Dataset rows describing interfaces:
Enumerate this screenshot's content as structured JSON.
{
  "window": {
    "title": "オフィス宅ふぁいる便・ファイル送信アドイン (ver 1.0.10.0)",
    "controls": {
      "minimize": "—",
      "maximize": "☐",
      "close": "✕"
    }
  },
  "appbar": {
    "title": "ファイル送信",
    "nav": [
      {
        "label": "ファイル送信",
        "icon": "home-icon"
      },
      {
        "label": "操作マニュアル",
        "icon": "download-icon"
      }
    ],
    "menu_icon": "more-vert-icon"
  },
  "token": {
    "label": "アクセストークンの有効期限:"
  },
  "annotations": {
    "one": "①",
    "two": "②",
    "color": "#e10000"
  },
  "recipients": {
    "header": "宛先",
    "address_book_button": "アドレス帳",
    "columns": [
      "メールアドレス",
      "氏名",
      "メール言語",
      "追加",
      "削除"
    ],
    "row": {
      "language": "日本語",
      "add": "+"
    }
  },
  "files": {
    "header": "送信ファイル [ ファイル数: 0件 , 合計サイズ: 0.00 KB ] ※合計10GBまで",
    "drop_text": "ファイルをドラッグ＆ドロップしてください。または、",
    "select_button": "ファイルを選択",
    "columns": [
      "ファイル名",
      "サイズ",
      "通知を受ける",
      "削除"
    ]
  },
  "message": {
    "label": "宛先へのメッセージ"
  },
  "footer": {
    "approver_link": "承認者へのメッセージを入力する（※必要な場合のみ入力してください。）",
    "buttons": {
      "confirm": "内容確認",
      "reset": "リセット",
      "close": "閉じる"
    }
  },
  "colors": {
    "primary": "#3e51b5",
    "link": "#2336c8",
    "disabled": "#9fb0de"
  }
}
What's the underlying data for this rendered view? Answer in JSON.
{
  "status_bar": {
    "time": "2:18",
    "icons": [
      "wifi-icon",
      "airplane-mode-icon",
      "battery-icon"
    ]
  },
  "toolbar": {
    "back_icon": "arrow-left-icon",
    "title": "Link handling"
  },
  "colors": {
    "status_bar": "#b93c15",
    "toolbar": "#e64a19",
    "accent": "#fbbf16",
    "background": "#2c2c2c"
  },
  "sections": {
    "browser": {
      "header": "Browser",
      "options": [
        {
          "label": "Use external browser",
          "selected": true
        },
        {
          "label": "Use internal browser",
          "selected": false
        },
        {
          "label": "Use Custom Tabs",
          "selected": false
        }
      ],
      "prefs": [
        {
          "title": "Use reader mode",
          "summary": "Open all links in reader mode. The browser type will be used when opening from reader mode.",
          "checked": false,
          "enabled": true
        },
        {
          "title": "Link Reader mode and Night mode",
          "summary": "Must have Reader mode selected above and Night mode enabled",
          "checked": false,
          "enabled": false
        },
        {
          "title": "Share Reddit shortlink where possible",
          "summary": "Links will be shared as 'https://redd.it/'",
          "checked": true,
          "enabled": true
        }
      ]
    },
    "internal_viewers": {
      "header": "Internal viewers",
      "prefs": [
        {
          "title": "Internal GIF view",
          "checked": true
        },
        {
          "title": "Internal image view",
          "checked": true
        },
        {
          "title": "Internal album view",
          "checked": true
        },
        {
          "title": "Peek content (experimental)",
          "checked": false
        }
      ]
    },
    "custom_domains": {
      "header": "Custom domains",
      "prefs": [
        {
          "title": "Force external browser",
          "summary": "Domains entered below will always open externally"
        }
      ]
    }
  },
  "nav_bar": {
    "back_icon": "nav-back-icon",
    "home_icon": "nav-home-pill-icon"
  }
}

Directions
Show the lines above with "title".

Answer
    "title": "オフィス宅ふぁいる便・ファイル送信アドイン (ver 1.0.10.0)",
    "title": "ファイル送信",
    "title": "Link handling"
          "title": "Use reader mode",
          "title": "Link Reader mode and Night mode",
          "title": "Share Reddit shortlink where possible",
          "title": "Internal GIF view",
          "title": "Internal image view",
          "title": "Internal album view",
          "title": "Peek content (experimental)",
          "title": "Force external browser",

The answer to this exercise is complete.